I’m straddling two worlds. Here I am in the NT world, walking my son to school, chatting with other mothers about reading levels and volunteering in class and play dates. And here I am over here walking my other son to his bus, his hands flapping with excitement as it rolls up, handing the aide an extra bag because we’re working on potty training at school this week and it requires daily replenishing of dry clothes.
The two worlds collide in a way that surprises and unmoors me. Sam has been invited to a classmate’s house for a play date that I have yet to schedule because of John. The other mom knows of John but has never met him, and so instead of tackling the issue, I hedge. What will I say? Can I bring his brother, oh his brother has autism and will probably perseverate in a corner… could Sam come over to play by himself? And do I really let my 5-year-old with his own set of issues go to the house of someone I barely know?
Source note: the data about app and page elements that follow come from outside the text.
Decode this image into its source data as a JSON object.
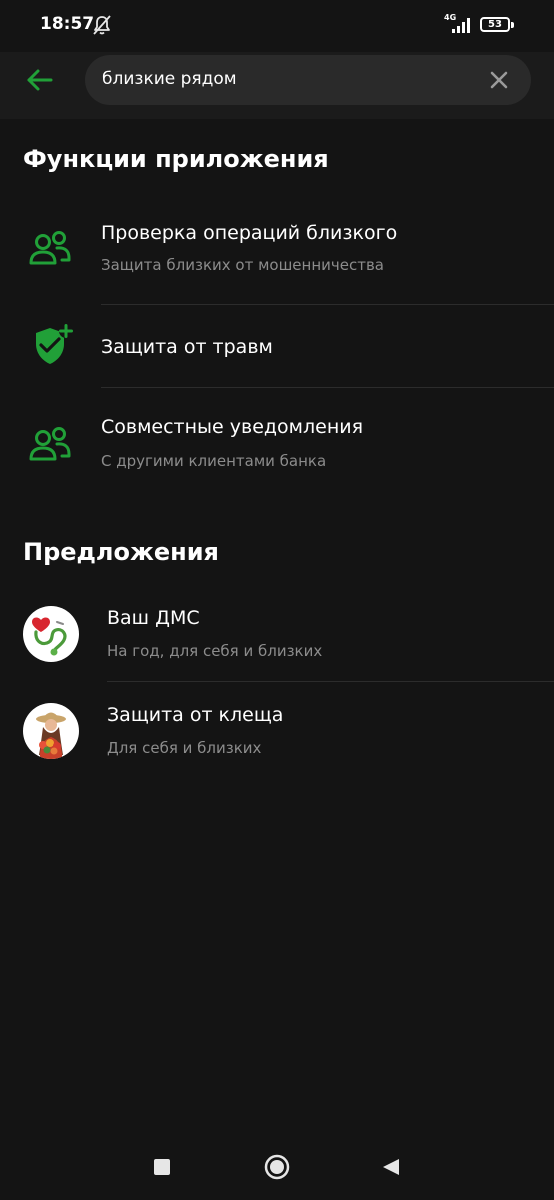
{
  "status_bar": {
    "time": "18:57",
    "network": "4G",
    "battery": "53"
  },
  "search": {
    "query": "близкие рядом"
  },
  "sections": {
    "features": {
      "title": "Функции приложения",
      "items": [
        {
          "title": "Проверка операций близкого",
          "subtitle": "Защита близких от мошенничества",
          "icon": "people-icon"
        },
        {
          "title": "Защита от травм",
          "subtitle": "",
          "icon": "shield-plus-icon"
        },
        {
          "title": "Совместные уведомления",
          "subtitle": "С другими клиентами банка",
          "icon": "people-icon"
        }
      ]
    },
    "offers": {
      "title": "Предложения",
      "items": [
        {
          "title": "Ваш ДМС",
          "subtitle": "На год, для себя и близких",
          "icon": "stethoscope-heart-avatar"
        },
        {
          "title": "Защита от клеща",
          "subtitle": "Для себя и близких",
          "icon": "woman-with-flowers-avatar"
        }
      ]
    }
  },
  "colors": {
    "background": "#141414",
    "header": "#1b1b1b",
    "search_field": "#2a2a2a",
    "accent_green": "#21a038",
    "secondary_text": "#8c8c8c"
  }
}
How do I manage John’s needs with Sam’s increasingly more neurotypical ones? Just the fact that he’s already making friends at school tells me that he needs to have as many of these experiences as possible. Especially since the perceptions that some seem to have of him make me squawk with indignation.
Like at back-to-school night. I approached Sam’s teacher to say hello and to tell her that after hearing about their day, I now understood why he was obsessed with drawing and cutting out clouds. He always seems to process the things he’s learned by recreating it as soon as he gets home. She greeted me warmly and said, “Sam is so smart! What a unique way he has of seeing things. When he shares his ideas in class, the other kids always seem to get it.”
Another mom was waiting for her turn to speak with the teacher and overheard our conversation. Later she said to me, “Wow, Sam sounds so smart!” I agreed, saying something about how he always surprises us. Then she asked, “Is he smart like Rainman?” I’d like to say I had some witty comeback, something to make her wither like I did on the spot. But I was so taken aback that the most I managed was “Uh, no.”
It made me immediately regret being open about our road to diagnosis back when they were barely two. There are too many people who only know the label. Too many whose expectations and impressions are already tainted by a word, a word so loaded in this age of Jenny McCarthy and Autism Speaks, that we butt up against ignorance all the time. Next thing I know this mom will see the latest Autism Speaks video and assume that’s what my life looks like and it infuriates me.
Here’s the thing: autism is just a word. It’s a word that encompasses too much in my opinion. Autism is a spectrum of disorders and no person has the exact same chaotic mix (even my identical twins). Autism Speaks would have you believe that not only is autism a dark menacing cloud, but a black vise imprisoning our children. Yes, they want people to contribute money to their cause. Do they need to instill fear and spread misconceptions in order to do so? Can’t our lives, challenging as they no doubt are, be represented without alienating the autistic community and a good number of parents as well?
What about the parents of the newly diagnosed who are looking for hope? What about my own children? What if Sam saw this video and thought that’s who his brother is? What if another child said to him My mom says you have autism like Rainman, and he thinks of himself this way, as someone with something that other people would wipe out? What about all the others out there, not bad people, but people whose only knowledge of autism is the version spewed by Autism Speaks?
Yes, I often feel despair. But this video left me feeling the worst despair I’ve felt in a long time.
No, our lives have not been easy, but whose have? There is no doubt that autism has set us on a course we could never have imagined, but now that we’re on it, could we imagine another? You can’t separate autism from my boys any more than you could separate clouds from the sky. Depending on the light or your perspective, those clouds are either menacing and dark or beautiful and an intrinsic part of the picture.
Some days they are both, I am human. But if I lived under that dark cloud all the time, what kind of mother would I be?
How about instead of the fear-mongering, Autism Speaks works harder to talk about the therapies and supports that could make my boys’ lives easier, not more difficult? No? How about the creation of a new organization that spreads a kinder message of inclusion, hope, and acceptance, that educates others on autism’s many facets, both good and bad? That would be a group I could put my support behind, that would be a message for which I would walk on the National Mall.
Autism is not the reason life is hard. Life just is. It can also be spectacular and has everything to do with how we feel on a cloudy day.